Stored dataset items
■ ■ ■

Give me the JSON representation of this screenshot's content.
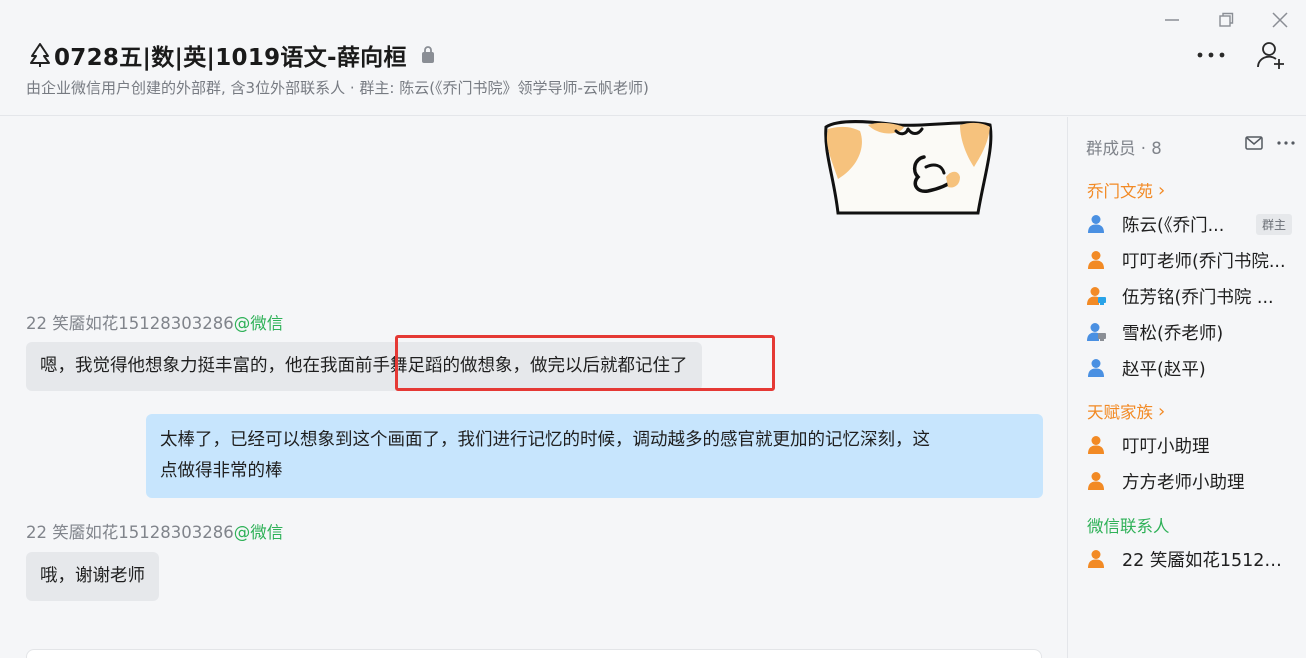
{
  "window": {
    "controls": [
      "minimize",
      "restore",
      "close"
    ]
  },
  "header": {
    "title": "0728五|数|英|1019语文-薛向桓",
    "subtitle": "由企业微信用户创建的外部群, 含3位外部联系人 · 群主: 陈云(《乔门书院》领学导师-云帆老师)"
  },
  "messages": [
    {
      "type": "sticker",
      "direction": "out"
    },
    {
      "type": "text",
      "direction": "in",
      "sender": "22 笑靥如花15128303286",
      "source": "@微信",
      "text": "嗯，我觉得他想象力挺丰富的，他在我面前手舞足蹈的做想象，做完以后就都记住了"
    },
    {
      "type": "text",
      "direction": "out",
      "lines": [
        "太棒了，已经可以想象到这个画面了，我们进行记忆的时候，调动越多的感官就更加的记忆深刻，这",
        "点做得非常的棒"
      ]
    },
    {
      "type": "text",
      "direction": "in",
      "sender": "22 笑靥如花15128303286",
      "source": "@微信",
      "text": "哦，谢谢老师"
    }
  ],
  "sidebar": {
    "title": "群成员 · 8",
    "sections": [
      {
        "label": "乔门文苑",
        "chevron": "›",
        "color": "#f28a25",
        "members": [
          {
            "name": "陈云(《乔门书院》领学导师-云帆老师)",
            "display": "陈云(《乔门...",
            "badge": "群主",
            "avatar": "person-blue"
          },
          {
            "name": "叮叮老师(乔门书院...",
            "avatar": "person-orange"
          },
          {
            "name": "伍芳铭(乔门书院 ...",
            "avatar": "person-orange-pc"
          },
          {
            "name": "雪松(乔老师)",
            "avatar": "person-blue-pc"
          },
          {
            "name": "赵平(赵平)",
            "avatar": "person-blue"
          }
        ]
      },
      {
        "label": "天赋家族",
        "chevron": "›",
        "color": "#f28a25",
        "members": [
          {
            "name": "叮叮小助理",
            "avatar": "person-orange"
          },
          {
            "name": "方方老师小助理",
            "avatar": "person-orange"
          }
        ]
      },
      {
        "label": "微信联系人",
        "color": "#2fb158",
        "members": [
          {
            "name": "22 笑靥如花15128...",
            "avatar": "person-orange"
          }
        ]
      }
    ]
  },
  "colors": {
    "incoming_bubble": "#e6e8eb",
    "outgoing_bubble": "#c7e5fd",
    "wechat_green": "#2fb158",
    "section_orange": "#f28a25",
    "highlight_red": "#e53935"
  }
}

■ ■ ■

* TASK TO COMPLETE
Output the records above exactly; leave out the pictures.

* WRITTEN ANSWER
Give me the JSON representation of this screenshot's content.
{
  "window": {
    "controls": [
      "minimize",
      "restore",
      "close"
    ]
  },
  "header": {
    "title": "0728五|数|英|1019语文-薛向桓",
    "subtitle": "由企业微信用户创建的外部群, 含3位外部联系人 · 群主: 陈云(《乔门书院》领学导师-云帆老师)"
  },
  "messages": [
    {
      "type": "sticker",
      "direction": "out"
    },
    {
      "type": "text",
      "direction": "in",
      "sender": "22 笑靥如花15128303286",
      "source": "@微信",
      "text": "嗯，我觉得他想象力挺丰富的，他在我面前手舞足蹈的做想象，做完以后就都记住了"
    },
    {
      "type": "text",
      "direction": "out",
      "lines": [
        "太棒了，已经可以想象到这个画面了，我们进行记忆的时候，调动越多的感官就更加的记忆深刻，这",
        "点做得非常的棒"
      ]
    },
    {
      "type": "text",
      "direction": "in",
      "sender": "22 笑靥如花15128303286",
      "source": "@微信",
      "text": "哦，谢谢老师"
    }
  ],
  "sidebar": {
    "title": "群成员 · 8",
    "sections": [
      {
        "label": "乔门文苑",
        "chevron": "›",
        "color": "#f28a25",
        "members": [
          {
            "name": "陈云(《乔门书院》领学导师-云帆老师)",
            "display": "陈云(《乔门...",
            "badge": "群主",
            "avatar": "person-blue"
          },
          {
            "name": "叮叮老师(乔门书院...",
            "avatar": "person-orange"
          },
          {
            "name": "伍芳铭(乔门书院 ...",
            "avatar": "person-orange-pc"
          },
          {
            "name": "雪松(乔老师)",
            "avatar": "person-blue-pc"
          },
          {
            "name": "赵平(赵平)",
            "avatar": "person-blue"
          }
        ]
      },
      {
        "label": "天赋家族",
        "chevron": "›",
        "color": "#f28a25",
        "members": [
          {
            "name": "叮叮小助理",
            "avatar": "person-orange"
          },
          {
            "name": "方方老师小助理",
            "avatar": "person-orange"
          }
        ]
      },
      {
        "label": "微信联系人",
        "color": "#2fb158",
        "members": [
          {
            "name": "22 笑靥如花15128...",
            "avatar": "person-orange"
          }
        ]
      }
    ]
  },
  "colors": {
    "incoming_bubble": "#e6e8eb",
    "outgoing_bubble": "#c7e5fd",
    "wechat_green": "#2fb158",
    "section_orange": "#f28a25",
    "highlight_red": "#e53935"
  }
}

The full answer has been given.